◆ **WORK TO COMPLETE**: In total, how many lines of the data contain the word "object"? Only that number is wanted.
%%
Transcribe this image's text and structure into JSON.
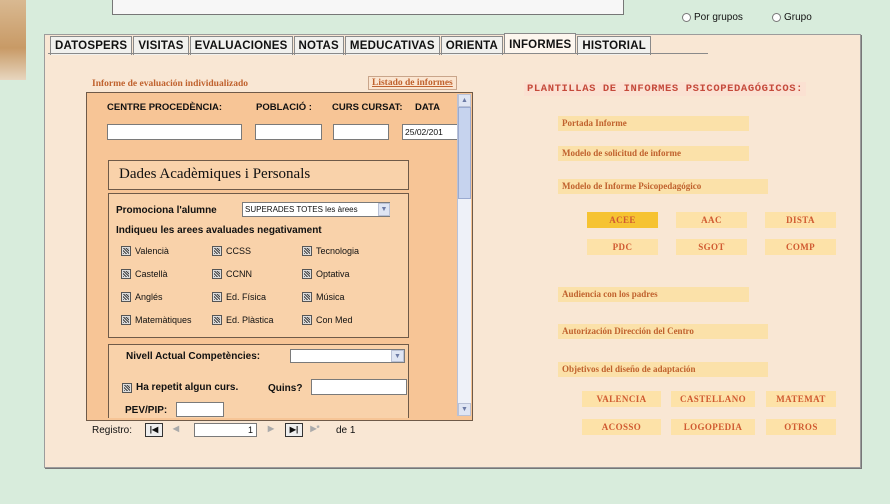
{
  "top": {
    "radio1_label": "Por grupos",
    "radio2_label": "Grupo"
  },
  "tabs": [
    {
      "label": "DATOSPERS"
    },
    {
      "label": "VISITAS"
    },
    {
      "label": "EVALUACIONES"
    },
    {
      "label": "NOTAS"
    },
    {
      "label": "MEDUCATIVAS"
    },
    {
      "label": "ORIENTA"
    },
    {
      "label": "INFORMES"
    },
    {
      "label": "HISTORIAL"
    }
  ],
  "form": {
    "title": "Informe de evaluación individualizado",
    "link_label": "Listado de informes",
    "col1": "CENTRE PROCEDÈNCIA:",
    "col2": "POBLACIÓ :",
    "col3": "CURS CURSAT:",
    "col4": "DATA",
    "date_value": "25/02/201",
    "section_title": "Dades Acadèmiques i Personals",
    "promociona_label": "Promociona l'alumne",
    "promociona_value": "SUPERADES TOTES les àrees",
    "areas_label": "Indiqueu les arees avaluades negativament",
    "checkboxes": [
      [
        "Valencià",
        "CCSS",
        "Tecnologia"
      ],
      [
        "Castellà",
        "CCNN",
        "Optativa"
      ],
      [
        "Anglés",
        "Ed. Física",
        "Música"
      ],
      [
        "Matemàtiques",
        "Ed. Plàstica",
        "Con Med"
      ]
    ],
    "nivell_label": "Nivell Actual Competències:",
    "repetit_label": "Ha repetit algun curs.",
    "quins_label": "Quins?",
    "pev_label": "PEV/PIP:"
  },
  "record_nav": {
    "label": "Registro:",
    "first": "|◀",
    "prev": "◀",
    "value": "1",
    "next": "▶",
    "last": "▶|",
    "new": "▶*",
    "of": "de 1"
  },
  "right": {
    "heading": "PLANTILLAS DE INFORMES PSICOPEDAGÓGICOS:",
    "links": [
      "Portada Informe",
      "Modelo de solicitud de informe",
      "Modelo de Informe Psicopedagógico"
    ],
    "buttons_row1": [
      "ACEE",
      "AAC",
      "DISTA"
    ],
    "buttons_row2": [
      "PDC",
      "SGOT",
      "COMP"
    ],
    "links2": [
      "Audiencia con los padres",
      "Autorización Dirección del Centro"
    ],
    "objetivos": "Objetivos del diseño de adaptación",
    "obj_row1": [
      "VALENCIA",
      "CASTELLANO",
      "MATEMAT"
    ],
    "obj_row2": [
      "ACOSSO",
      "LOGOPEDIA",
      "OTROS"
    ]
  },
  "colors": {
    "panel": "#f7c596",
    "window": "#f9e7d4",
    "accent_text": "#c0622e",
    "selected_button": "#f6c332"
  }
}
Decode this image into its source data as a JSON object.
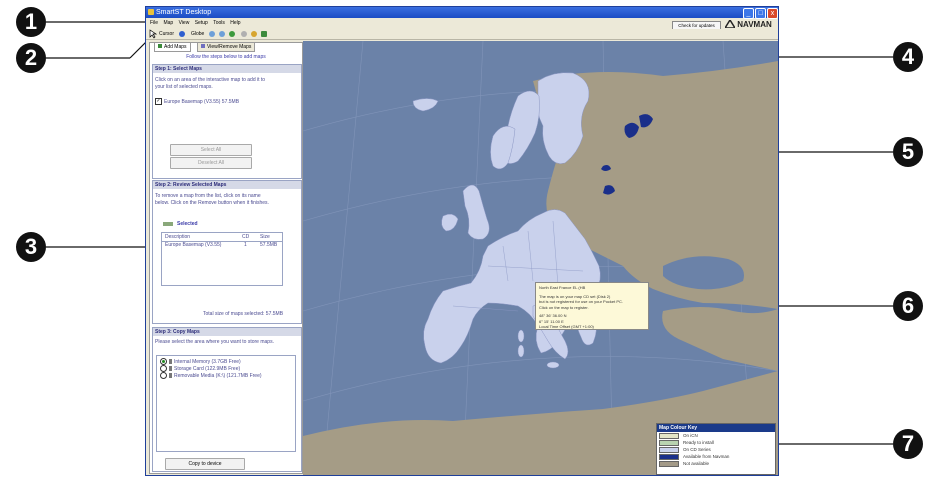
{
  "callouts": [
    "1",
    "2",
    "3",
    "4",
    "5",
    "6",
    "7"
  ],
  "window": {
    "title": "SmartST Desktop",
    "minimize": "_",
    "maximize": "□",
    "close": "x"
  },
  "menu": [
    "File",
    "Map",
    "View",
    "Setup",
    "Tools",
    "Help"
  ],
  "toolbar": {
    "cursor": "Cursor",
    "globe": "Globe"
  },
  "check_updates": "Check for updates",
  "logo": "NAVMAN",
  "tabs": [
    "Add Maps",
    "View/Remove Maps"
  ],
  "panel_subtitle": "Follow the steps below to add maps",
  "step1": {
    "title": "Step 1: Select Maps",
    "instructions": "Click on an area of the interactive map to add it to your list of selected maps.",
    "item": "Europe Basemap (V3.55) 57.5MB",
    "select_all": "Select All",
    "deselect_all": "Deselect All"
  },
  "step2": {
    "title": "Step 2: Review Selected Maps",
    "instructions": "To remove a map from the list, click on its name below. Click on the Remove button when it finishes.",
    "legend": "Selected",
    "columns": [
      "Description",
      "CD",
      "Size"
    ],
    "rows": [
      [
        "Europe Basemap (V3.55)",
        "1",
        "57.5MB"
      ]
    ],
    "total": "Total size of maps selected: 57.5MB"
  },
  "step3": {
    "title": "Step 3: Copy Maps",
    "instructions": "Please select the area where you want to store maps.",
    "options": [
      "Internal Memory (3.7GB Free)",
      "Storage Card (122.9MB Free)",
      "Removable Media (K:\\) (121.7MB Free)"
    ],
    "copy_button": "Copy to device"
  },
  "tooltip": {
    "lines": [
      "North East France    EL (HB",
      "",
      "The map is on your map CD set (Disk 2)",
      "but is not registered for use on your Pocket PC.",
      "Click on the map to register.",
      "",
      "48° 36' 36.00 N",
      "6° 15' 11.00 E",
      "Local Time Offset (GMT +1:00)"
    ]
  },
  "key": {
    "title": "Map Colour Key",
    "items": [
      {
        "label": "On iCN",
        "color": "#e3e6c8"
      },
      {
        "label": "Ready to install",
        "color": "#b9d3b0"
      },
      {
        "label": "On CD Series",
        "color": "#c9d1ec"
      },
      {
        "label": "Available from Navman",
        "color": "#1a2f8a"
      },
      {
        "label": "Not available",
        "color": "#a39a88"
      }
    ]
  }
}
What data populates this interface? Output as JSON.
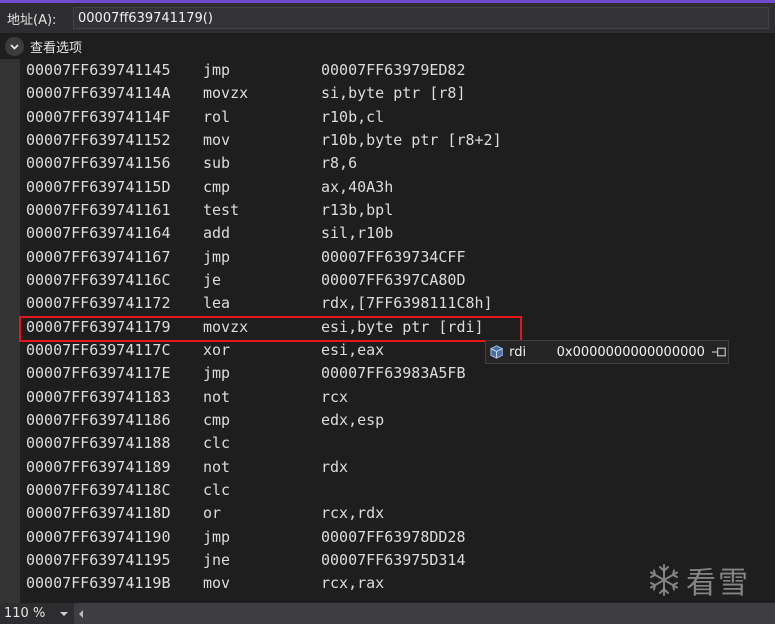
{
  "address_bar": {
    "label": "地址(A):",
    "value": "00007ff639741179()"
  },
  "view_options": {
    "label": "查看选项"
  },
  "disassembly": {
    "lines": [
      {
        "address": "00007FF639741145",
        "mnemonic": "jmp",
        "operands": "00007FF63979ED82"
      },
      {
        "address": "00007FF63974114A",
        "mnemonic": "movzx",
        "operands": "si,byte ptr [r8]"
      },
      {
        "address": "00007FF63974114F",
        "mnemonic": "rol",
        "operands": "r10b,cl"
      },
      {
        "address": "00007FF639741152",
        "mnemonic": "mov",
        "operands": "r10b,byte ptr [r8+2]"
      },
      {
        "address": "00007FF639741156",
        "mnemonic": "sub",
        "operands": "r8,6"
      },
      {
        "address": "00007FF63974115D",
        "mnemonic": "cmp",
        "operands": "ax,40A3h"
      },
      {
        "address": "00007FF639741161",
        "mnemonic": "test",
        "operands": "r13b,bpl"
      },
      {
        "address": "00007FF639741164",
        "mnemonic": "add",
        "operands": "sil,r10b"
      },
      {
        "address": "00007FF639741167",
        "mnemonic": "jmp",
        "operands": "00007FF639734CFF"
      },
      {
        "address": "00007FF63974116C",
        "mnemonic": "je",
        "operands": "00007FF6397CA80D"
      },
      {
        "address": "00007FF639741172",
        "mnemonic": "lea",
        "operands": "rdx,[7FF6398111C8h]"
      },
      {
        "address": "00007FF639741179",
        "mnemonic": "movzx",
        "operands": "esi,byte ptr [rdi]"
      },
      {
        "address": "00007FF63974117C",
        "mnemonic": "xor",
        "operands": "esi,eax"
      },
      {
        "address": "00007FF63974117E",
        "mnemonic": "jmp",
        "operands": "00007FF63983A5FB"
      },
      {
        "address": "00007FF639741183",
        "mnemonic": "not",
        "operands": "rcx"
      },
      {
        "address": "00007FF639741186",
        "mnemonic": "cmp",
        "operands": "edx,esp"
      },
      {
        "address": "00007FF639741188",
        "mnemonic": "clc",
        "operands": ""
      },
      {
        "address": "00007FF639741189",
        "mnemonic": "not",
        "operands": "rdx"
      },
      {
        "address": "00007FF63974118C",
        "mnemonic": "clc",
        "operands": ""
      },
      {
        "address": "00007FF63974118D",
        "mnemonic": "or",
        "operands": "rcx,rdx"
      },
      {
        "address": "00007FF639741190",
        "mnemonic": "jmp",
        "operands": "00007FF63978DD28"
      },
      {
        "address": "00007FF639741195",
        "mnemonic": "jne",
        "operands": "00007FF63975D314"
      },
      {
        "address": "00007FF63974119B",
        "mnemonic": "mov",
        "operands": "rcx,rax"
      }
    ]
  },
  "datatip": {
    "name": "rdi",
    "value": "0x0000000000000000",
    "icon": "register-cube-icon"
  },
  "status_bar": {
    "zoom": "110 %"
  },
  "watermark": {
    "text": "看雪",
    "icon": "snowflake-icon"
  },
  "colors": {
    "background": "#1e1e1e",
    "text": "#dcdcdc",
    "highlight_border": "#e8141c",
    "accent_strip": "#6f4bd1"
  }
}
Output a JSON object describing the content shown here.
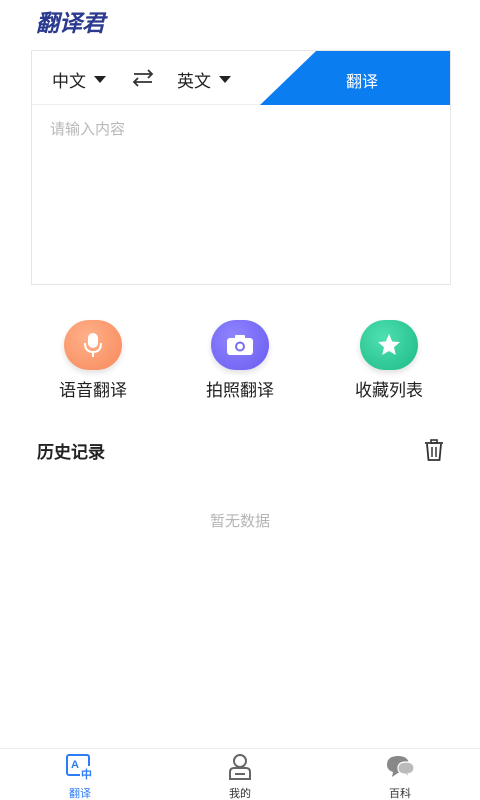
{
  "app": {
    "logo_text": "翻译君"
  },
  "translator": {
    "from_lang": "中文",
    "to_lang": "英文",
    "translate_label": "翻译",
    "input_placeholder": "请输入内容",
    "input_value": ""
  },
  "features": {
    "voice_label": "语音翻译",
    "photo_label": "拍照翻译",
    "favorites_label": "收藏列表"
  },
  "history": {
    "title": "历史记录",
    "empty_text": "暂无数据"
  },
  "tabbar": {
    "translate_label": "翻译",
    "mine_label": "我的",
    "wiki_label": "百科"
  },
  "colors": {
    "accent_blue": "#0a7df0",
    "logo_navy": "#2b3a8f",
    "voice_orange": "#f7895a",
    "photo_purple": "#6a5bf0",
    "favorites_green": "#1cb988"
  }
}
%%
◆ **RESPONSE**: 2